**What you need to do:** Return, from the data that follows, each line that holds the word "NDOS".

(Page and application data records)
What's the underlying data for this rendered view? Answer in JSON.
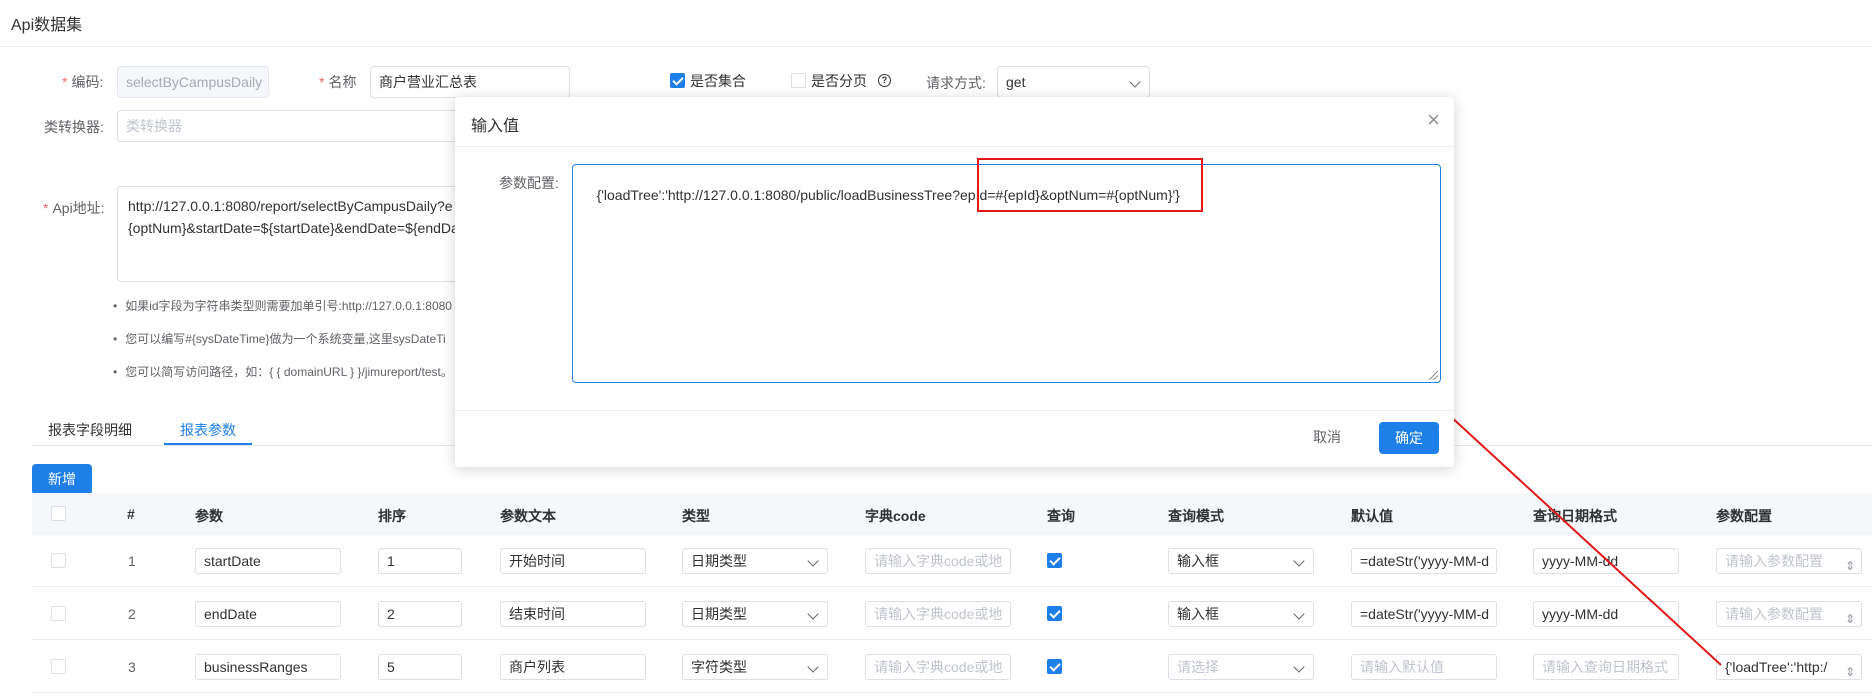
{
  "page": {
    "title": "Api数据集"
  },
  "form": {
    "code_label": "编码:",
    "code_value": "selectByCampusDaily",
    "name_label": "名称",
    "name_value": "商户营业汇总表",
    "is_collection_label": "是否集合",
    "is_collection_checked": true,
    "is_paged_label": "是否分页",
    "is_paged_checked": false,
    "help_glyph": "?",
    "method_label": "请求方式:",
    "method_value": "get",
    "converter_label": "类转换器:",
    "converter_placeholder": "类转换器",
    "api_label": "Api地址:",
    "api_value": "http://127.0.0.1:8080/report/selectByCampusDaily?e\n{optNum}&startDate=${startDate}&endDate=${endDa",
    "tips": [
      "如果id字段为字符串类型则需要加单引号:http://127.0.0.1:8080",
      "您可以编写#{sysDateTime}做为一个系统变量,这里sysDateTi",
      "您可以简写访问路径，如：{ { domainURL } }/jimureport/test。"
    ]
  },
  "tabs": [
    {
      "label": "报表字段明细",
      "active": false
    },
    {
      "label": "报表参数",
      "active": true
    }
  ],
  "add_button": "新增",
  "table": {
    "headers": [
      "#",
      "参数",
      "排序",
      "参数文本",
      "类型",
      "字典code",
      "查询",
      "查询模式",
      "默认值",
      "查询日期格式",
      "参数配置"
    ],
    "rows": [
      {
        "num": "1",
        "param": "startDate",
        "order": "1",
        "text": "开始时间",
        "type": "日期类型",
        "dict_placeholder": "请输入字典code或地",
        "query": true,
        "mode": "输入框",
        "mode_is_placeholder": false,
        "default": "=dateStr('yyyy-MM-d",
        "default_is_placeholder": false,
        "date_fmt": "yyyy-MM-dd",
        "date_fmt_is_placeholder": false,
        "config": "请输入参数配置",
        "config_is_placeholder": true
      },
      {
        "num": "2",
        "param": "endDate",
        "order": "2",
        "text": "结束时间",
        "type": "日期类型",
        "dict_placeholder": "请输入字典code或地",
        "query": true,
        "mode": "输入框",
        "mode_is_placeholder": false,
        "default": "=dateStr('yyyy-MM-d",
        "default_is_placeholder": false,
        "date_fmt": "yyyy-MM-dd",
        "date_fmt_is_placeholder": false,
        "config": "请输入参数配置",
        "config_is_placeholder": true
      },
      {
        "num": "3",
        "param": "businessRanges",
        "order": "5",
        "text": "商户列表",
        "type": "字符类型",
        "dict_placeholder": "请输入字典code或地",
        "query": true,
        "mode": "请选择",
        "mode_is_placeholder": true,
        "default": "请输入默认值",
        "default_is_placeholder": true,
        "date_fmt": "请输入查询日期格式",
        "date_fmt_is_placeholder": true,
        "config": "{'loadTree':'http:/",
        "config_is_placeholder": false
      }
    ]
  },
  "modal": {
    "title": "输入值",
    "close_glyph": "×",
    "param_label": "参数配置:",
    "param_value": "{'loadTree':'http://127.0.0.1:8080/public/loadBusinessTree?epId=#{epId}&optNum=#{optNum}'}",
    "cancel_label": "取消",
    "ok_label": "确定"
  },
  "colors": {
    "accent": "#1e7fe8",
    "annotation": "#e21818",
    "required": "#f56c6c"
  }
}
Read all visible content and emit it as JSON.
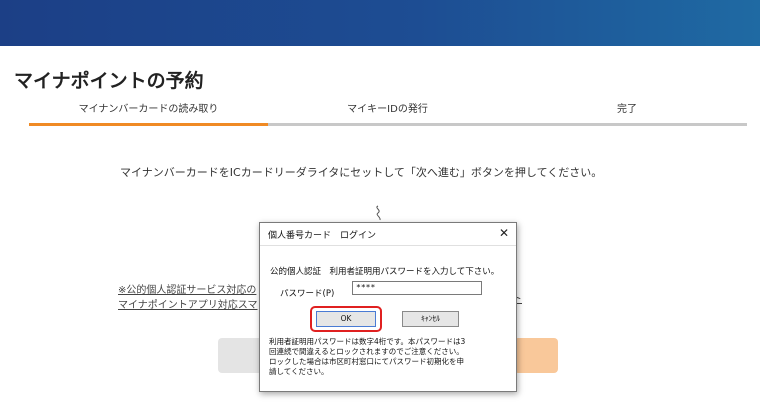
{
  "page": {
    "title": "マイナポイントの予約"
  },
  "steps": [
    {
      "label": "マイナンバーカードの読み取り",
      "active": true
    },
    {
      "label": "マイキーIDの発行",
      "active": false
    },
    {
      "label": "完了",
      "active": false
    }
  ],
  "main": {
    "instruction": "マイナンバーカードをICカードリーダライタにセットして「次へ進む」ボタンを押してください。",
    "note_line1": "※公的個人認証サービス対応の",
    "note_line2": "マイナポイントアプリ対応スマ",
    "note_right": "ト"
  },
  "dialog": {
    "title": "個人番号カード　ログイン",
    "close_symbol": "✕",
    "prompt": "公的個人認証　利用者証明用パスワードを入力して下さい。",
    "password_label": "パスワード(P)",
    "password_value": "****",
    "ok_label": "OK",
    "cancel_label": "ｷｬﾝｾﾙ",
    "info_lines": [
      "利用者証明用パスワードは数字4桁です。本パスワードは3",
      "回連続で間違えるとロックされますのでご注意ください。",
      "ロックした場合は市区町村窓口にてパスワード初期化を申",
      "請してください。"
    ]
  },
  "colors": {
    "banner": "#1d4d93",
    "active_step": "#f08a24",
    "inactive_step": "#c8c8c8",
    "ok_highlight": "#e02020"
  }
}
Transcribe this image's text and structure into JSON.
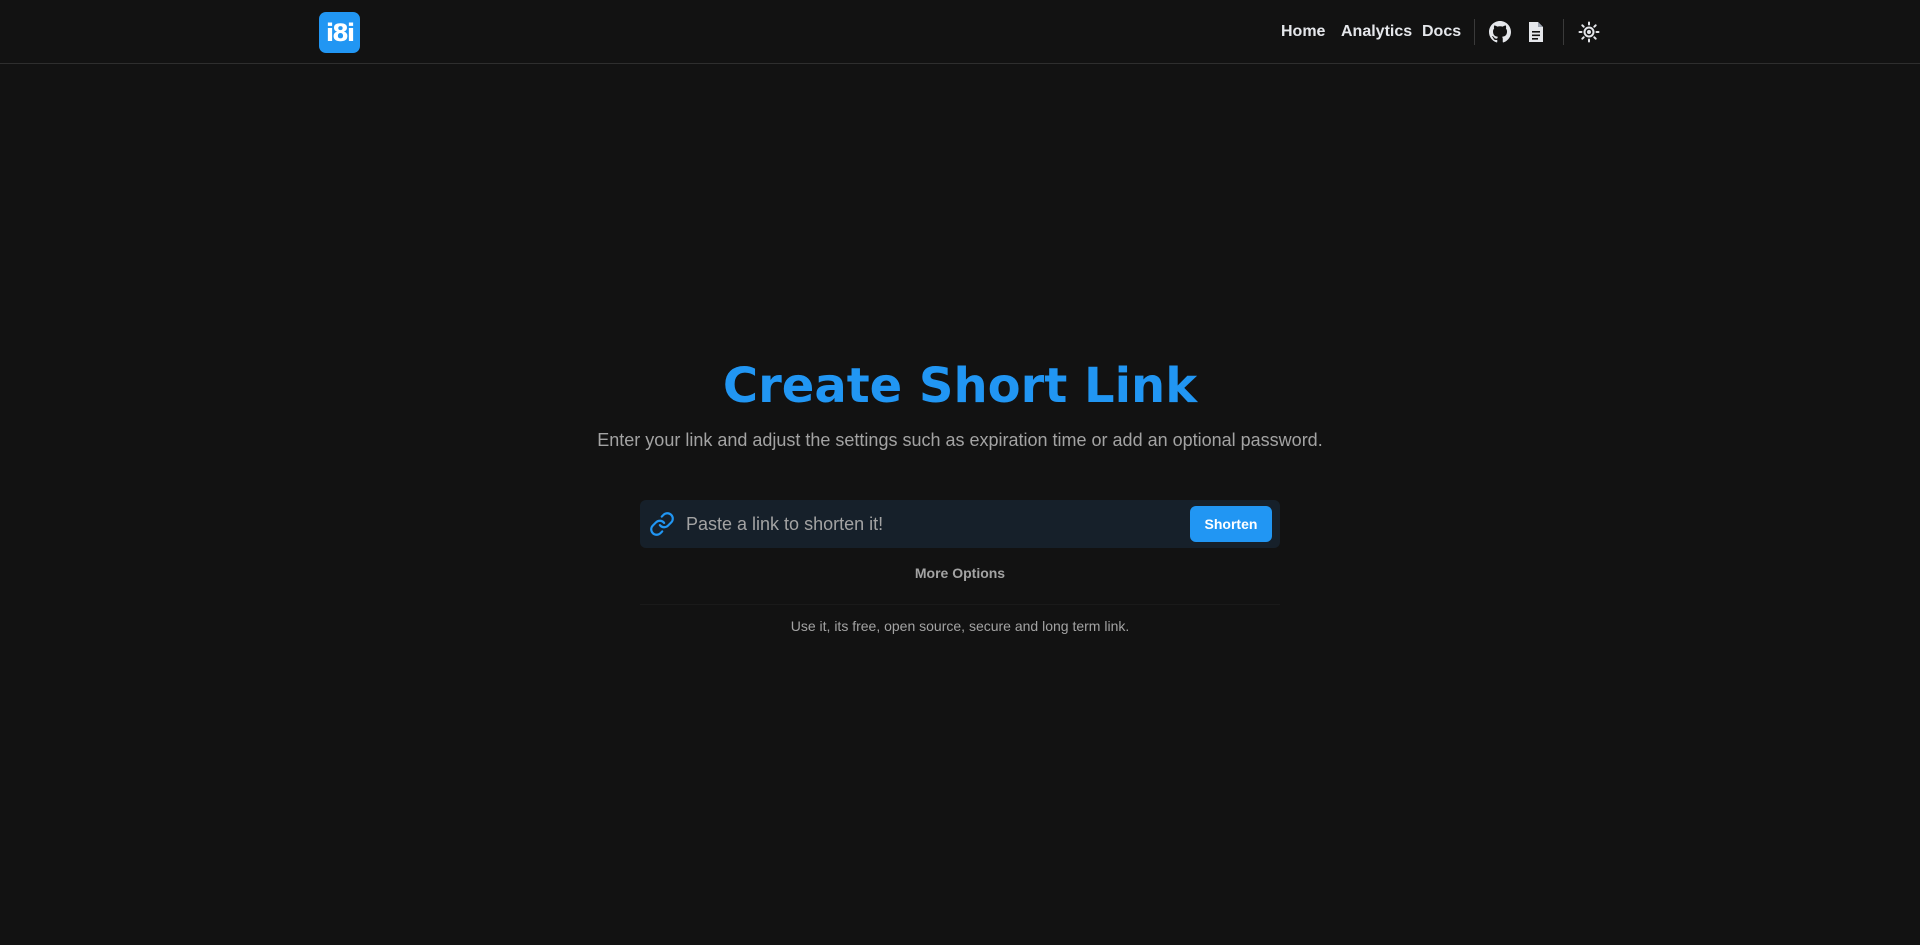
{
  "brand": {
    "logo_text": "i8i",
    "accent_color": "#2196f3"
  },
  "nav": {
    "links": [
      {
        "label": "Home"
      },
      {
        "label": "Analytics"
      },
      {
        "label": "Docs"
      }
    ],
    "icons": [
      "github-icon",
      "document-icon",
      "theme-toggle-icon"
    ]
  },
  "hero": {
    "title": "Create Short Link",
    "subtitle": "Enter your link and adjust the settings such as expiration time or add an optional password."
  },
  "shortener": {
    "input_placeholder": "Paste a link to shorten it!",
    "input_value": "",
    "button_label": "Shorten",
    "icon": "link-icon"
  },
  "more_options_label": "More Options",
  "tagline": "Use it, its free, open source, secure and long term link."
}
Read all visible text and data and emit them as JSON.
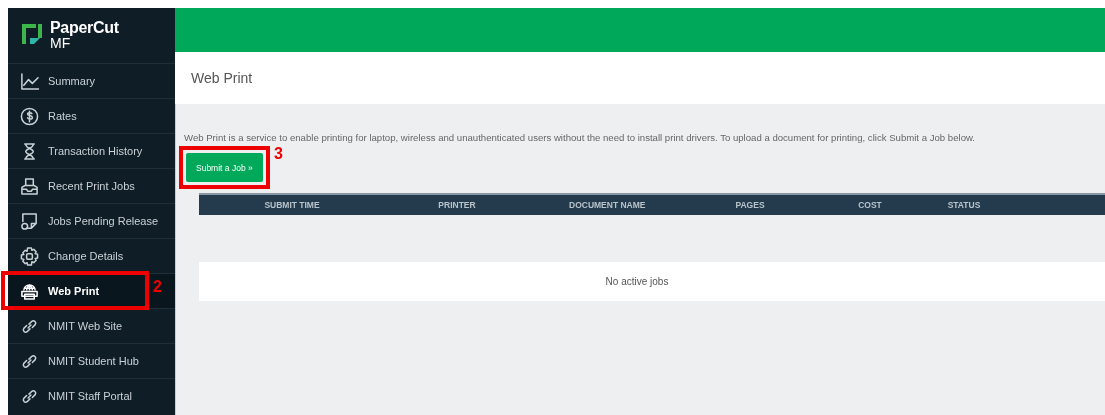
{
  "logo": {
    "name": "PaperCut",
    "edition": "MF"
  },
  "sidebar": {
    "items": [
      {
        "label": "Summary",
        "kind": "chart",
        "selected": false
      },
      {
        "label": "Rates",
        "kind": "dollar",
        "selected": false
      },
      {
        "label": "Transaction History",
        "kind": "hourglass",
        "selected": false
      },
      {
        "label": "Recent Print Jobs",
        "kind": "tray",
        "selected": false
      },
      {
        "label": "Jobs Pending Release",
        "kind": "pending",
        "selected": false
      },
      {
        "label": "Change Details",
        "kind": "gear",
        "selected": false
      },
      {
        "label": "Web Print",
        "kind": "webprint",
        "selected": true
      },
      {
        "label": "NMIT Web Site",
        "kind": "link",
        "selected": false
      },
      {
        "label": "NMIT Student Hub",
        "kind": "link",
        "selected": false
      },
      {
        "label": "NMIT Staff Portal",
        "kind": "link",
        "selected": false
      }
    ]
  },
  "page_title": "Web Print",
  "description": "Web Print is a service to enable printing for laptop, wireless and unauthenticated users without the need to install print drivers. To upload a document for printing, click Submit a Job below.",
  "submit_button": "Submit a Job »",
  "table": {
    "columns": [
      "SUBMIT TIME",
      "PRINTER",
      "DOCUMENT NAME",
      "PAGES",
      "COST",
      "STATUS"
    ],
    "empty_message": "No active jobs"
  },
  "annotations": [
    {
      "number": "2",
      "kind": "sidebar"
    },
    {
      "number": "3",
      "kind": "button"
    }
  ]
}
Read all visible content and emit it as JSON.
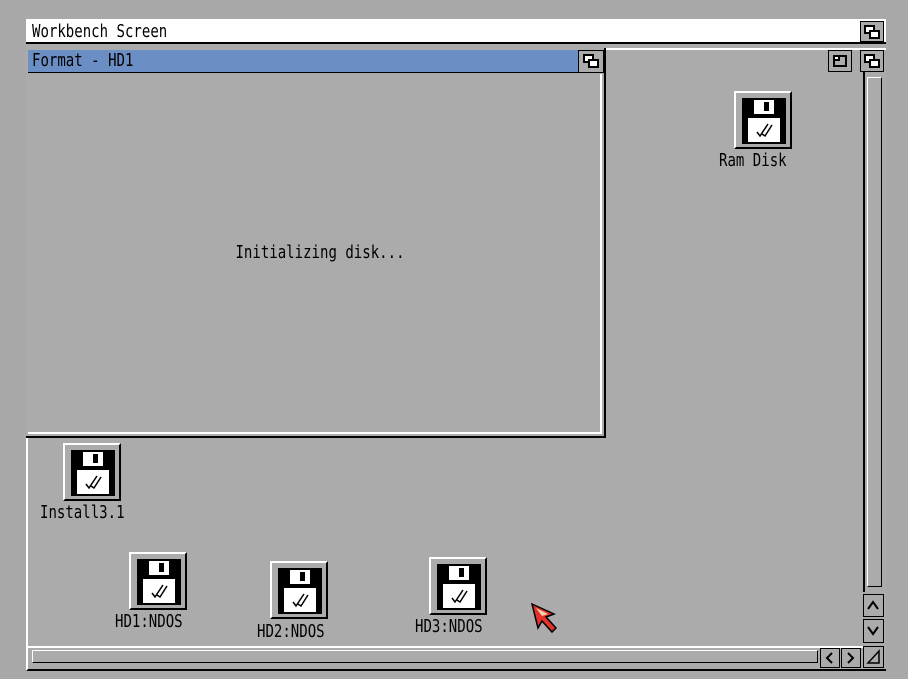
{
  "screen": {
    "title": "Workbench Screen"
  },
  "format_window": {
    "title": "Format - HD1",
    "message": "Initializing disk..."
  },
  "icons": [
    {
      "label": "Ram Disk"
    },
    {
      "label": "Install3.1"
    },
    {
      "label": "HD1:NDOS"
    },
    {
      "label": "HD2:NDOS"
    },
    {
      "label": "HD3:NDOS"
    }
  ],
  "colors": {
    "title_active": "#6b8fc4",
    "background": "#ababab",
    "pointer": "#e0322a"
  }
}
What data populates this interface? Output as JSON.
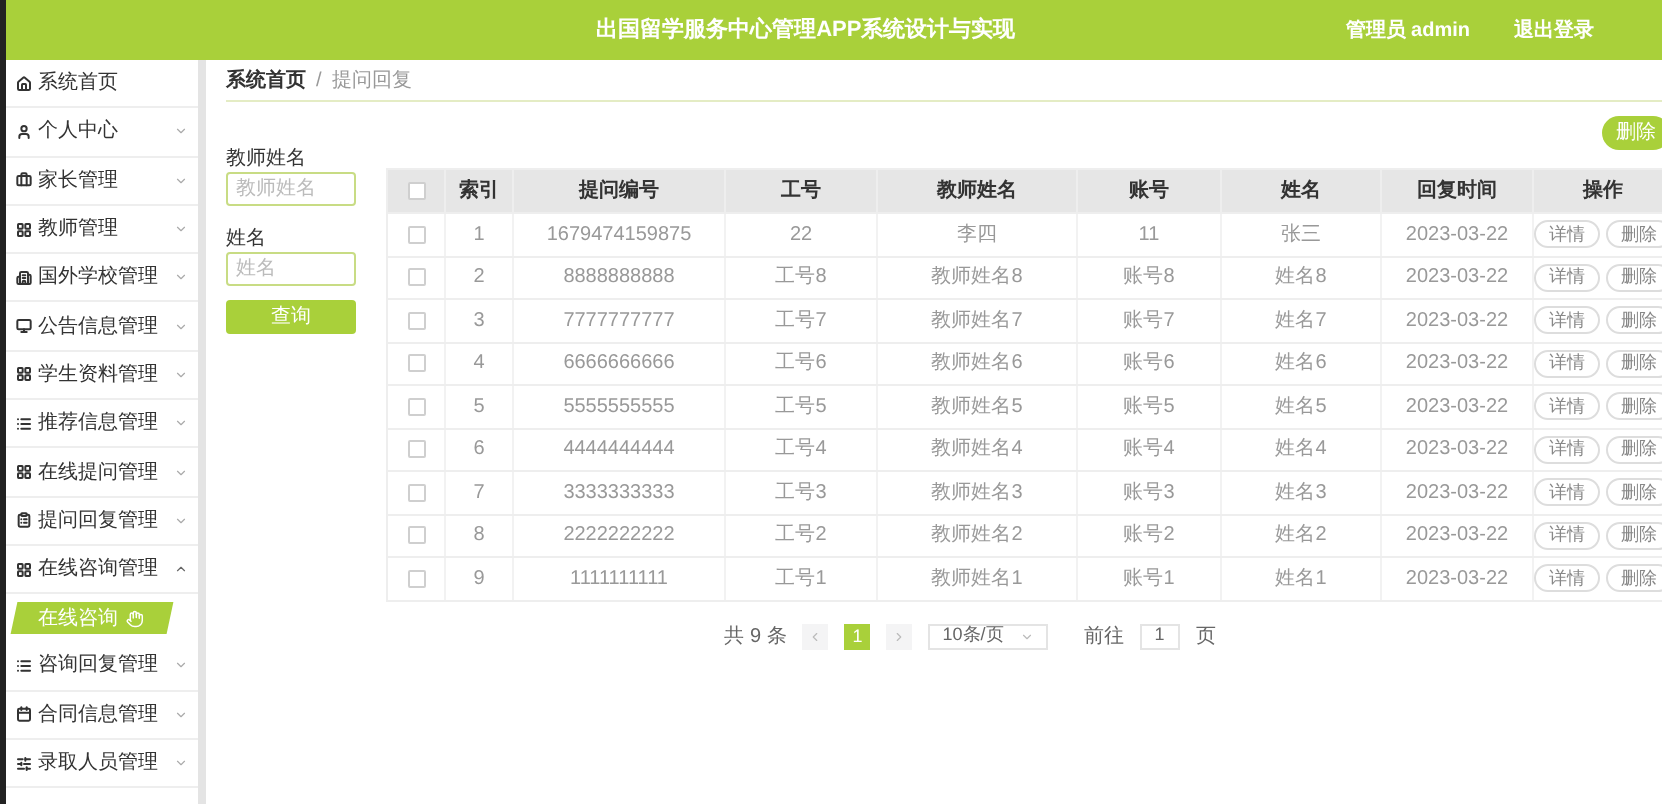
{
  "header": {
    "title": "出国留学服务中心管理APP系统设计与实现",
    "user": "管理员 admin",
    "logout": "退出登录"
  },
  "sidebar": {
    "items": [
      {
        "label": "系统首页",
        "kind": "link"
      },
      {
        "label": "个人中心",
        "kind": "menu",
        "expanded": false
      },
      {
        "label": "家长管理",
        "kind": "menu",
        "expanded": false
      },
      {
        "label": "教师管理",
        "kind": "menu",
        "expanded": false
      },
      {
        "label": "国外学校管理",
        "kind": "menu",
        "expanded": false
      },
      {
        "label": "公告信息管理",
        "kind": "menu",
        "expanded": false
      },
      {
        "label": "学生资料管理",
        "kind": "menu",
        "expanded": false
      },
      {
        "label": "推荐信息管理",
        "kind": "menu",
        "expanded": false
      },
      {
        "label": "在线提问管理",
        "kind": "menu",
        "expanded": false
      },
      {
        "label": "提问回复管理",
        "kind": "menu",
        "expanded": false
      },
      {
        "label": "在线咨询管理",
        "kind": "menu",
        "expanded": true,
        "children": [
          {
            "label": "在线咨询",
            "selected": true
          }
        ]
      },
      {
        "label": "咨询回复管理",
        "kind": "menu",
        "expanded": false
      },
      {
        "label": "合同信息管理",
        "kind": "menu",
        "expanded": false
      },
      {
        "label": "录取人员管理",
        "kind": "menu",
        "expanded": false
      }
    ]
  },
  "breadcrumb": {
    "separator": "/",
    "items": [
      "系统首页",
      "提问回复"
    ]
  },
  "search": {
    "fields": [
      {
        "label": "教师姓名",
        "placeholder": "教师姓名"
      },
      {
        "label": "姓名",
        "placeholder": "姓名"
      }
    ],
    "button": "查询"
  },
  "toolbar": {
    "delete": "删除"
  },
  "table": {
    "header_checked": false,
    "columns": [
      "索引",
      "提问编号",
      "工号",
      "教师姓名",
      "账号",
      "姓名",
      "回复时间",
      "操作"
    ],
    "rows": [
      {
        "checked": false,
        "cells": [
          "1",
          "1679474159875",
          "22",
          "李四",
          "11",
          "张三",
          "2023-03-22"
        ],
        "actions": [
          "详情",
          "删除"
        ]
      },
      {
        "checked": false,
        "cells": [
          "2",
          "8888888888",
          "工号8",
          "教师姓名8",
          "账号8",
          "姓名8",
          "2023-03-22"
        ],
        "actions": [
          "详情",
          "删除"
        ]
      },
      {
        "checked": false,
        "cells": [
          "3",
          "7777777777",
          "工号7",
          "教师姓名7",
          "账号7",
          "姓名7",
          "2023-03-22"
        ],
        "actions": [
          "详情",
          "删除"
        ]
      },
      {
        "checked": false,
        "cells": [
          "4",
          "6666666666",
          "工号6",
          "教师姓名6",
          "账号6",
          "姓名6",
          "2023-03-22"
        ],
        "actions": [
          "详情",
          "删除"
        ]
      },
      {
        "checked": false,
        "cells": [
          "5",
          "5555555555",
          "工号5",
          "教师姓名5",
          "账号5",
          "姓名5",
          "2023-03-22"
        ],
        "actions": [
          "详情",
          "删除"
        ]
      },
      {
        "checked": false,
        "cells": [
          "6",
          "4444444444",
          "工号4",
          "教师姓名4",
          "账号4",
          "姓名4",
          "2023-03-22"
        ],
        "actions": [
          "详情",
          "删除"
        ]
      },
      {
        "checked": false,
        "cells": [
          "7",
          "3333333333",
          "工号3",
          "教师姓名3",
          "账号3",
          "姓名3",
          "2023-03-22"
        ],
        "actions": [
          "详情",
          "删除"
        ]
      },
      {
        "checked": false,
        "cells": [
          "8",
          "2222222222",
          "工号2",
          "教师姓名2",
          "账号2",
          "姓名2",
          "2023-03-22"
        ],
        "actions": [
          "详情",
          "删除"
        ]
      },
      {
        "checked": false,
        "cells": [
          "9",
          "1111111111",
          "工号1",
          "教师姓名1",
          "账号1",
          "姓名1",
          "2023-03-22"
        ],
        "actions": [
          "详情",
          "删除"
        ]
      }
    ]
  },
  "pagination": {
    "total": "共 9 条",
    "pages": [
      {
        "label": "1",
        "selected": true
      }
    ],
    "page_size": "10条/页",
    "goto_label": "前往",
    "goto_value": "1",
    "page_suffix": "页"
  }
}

**Response area:**
      "label": "HD1:NDOS"
      "label": "HD2:NDOS"
      "label": "HD3:NDOS"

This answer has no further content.